Privatisation and market driven economy are good economic tools. However, I will continue to emphasise the fact that the way we do it in Africa is like children who are forced to grow up before they are ready (before their time). Developed economies started liberalisation after reaching a certain level of wealth and stability, and mostly only well into the 1980s and 1990s. Austria fully liberalised its capital control in 1991 when it was already one of the wealthiest and most stable economies in the world. Its capital account was liberalised only when its GDP per capita reached some US$24,000.

The naira unabating devaluation has been the most disastrous policy the past governments adopted. In 2007, the CBN started flying the naira redenomination kite. One of the reasons advocated by the apex bank was to reduce the cost of printing the naira. The idea was overwhelmingly opposed as it was seen as a hoax, but I see it as an attempt to shield the history of the naira from 1999 and beyond. I have seen some articles recently on naira redenomination. The Buhari administration should be cautious in buying into the idea of naira redenomination. Our children and grandchildren should be given the opportunity to follow the history of the naira and understand that there was a time when the naira exchanged at yearly rate of 0.71/$ in 1960 (source: IMF) i.e. 71kobo to 1 dollar.

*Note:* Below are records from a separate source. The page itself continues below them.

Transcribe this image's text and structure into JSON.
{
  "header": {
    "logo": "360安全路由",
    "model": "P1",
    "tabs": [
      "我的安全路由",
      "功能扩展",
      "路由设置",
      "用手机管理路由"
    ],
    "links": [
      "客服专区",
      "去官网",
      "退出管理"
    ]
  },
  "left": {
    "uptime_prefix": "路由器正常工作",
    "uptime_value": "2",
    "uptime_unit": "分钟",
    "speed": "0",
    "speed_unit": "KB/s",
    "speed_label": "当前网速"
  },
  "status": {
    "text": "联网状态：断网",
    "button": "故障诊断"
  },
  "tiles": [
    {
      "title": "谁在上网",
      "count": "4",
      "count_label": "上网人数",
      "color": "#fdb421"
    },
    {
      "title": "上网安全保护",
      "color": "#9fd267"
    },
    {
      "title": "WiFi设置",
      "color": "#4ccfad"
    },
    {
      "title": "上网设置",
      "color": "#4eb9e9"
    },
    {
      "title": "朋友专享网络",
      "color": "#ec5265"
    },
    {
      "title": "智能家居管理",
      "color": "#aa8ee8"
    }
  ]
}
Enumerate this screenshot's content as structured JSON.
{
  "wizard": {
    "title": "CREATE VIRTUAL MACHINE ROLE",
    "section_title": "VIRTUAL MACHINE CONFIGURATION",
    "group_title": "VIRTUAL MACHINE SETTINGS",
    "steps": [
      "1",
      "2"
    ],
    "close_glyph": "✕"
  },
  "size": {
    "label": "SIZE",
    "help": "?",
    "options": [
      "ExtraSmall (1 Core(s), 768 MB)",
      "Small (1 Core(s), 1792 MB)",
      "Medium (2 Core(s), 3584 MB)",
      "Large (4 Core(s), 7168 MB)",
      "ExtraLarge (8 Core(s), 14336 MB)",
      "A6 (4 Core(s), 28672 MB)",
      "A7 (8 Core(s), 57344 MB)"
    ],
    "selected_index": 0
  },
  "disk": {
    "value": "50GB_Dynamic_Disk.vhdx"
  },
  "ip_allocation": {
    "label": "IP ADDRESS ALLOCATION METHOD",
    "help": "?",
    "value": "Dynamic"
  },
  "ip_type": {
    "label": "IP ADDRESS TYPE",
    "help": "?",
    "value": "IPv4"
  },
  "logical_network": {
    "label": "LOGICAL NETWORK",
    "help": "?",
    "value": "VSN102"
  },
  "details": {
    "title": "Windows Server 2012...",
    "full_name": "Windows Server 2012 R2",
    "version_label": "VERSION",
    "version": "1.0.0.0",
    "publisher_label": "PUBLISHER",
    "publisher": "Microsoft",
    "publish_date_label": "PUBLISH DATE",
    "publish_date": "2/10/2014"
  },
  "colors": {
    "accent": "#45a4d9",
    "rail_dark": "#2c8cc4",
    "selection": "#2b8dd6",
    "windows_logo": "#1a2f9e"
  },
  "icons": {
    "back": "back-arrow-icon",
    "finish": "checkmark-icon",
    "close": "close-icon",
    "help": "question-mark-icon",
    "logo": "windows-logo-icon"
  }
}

When an economy is in recession, efficient alignment of interest rate and inflation could be key to driving recovery. I still believe it is unwise to continue to maintain a high interest rate regime to address the current downturn. The economy is challenged by both demand-pull and cost-push inflation. The floating of the naira has no doubt fueled the cost-push inflation which can be reversed through a combination of actions such as investment in new refineries and rehabilitation of the old refineries to put a stop on petroleum products imports and work towards the appreciation of the naira. In addition, current diversification and local sourcing policy if successfully implemented will address both the cost-push inflation and demand-pull inflation (frequently referred to as “too much money chasing too few goods”).

CBN needs to develop a good feel for the psychology of the market by distinguishing between actual inflation, nominal interest rate and real interest rate. I will continue to register my disapproval of the current high interest rate of 14%, as it will only attract “hot money” without lasting economic value as it is currently discouraging local investments at this critical time. High interest rate regime is not a sustainable route to dealing with recession. Developed economies do avoid the route of high interest rate regime during economic downturn. In 1999, Brazil made the same mistake by raising interest rate during economic downturn and the Real (Brazilian currency) suffered its worst devaluation. The CBN is currently following the familiar route of IMF for emerging economies.

The IMF is currently flying the zero interest rate kite for its funds. Federal Government must be weary of the terms and conditionalities. Federal Government should dig deep into the story behind the headlines of zero interest rate. I would rather go the route of the World Bank using development finance institutions, commercial lenders (debt), etc. The government must take pains to explore successful large infrastructure financing models. There are varieties of structured financiers both on debt and equity side. The Boot (build-own-operate-transfer) model for large infrastructure finance is cheap with Federal Government playing a role in equity contribution which could even be in kind rather than cash, based on previous development work. The Boot is a modern project financing model. It involves sponsor(s) willing to commit to a long-term investment in Nigeria. The project sponsor(s) will form a project company based on long-term concession to develop and operate the project.

• Koko is a chartered accountant

You may also like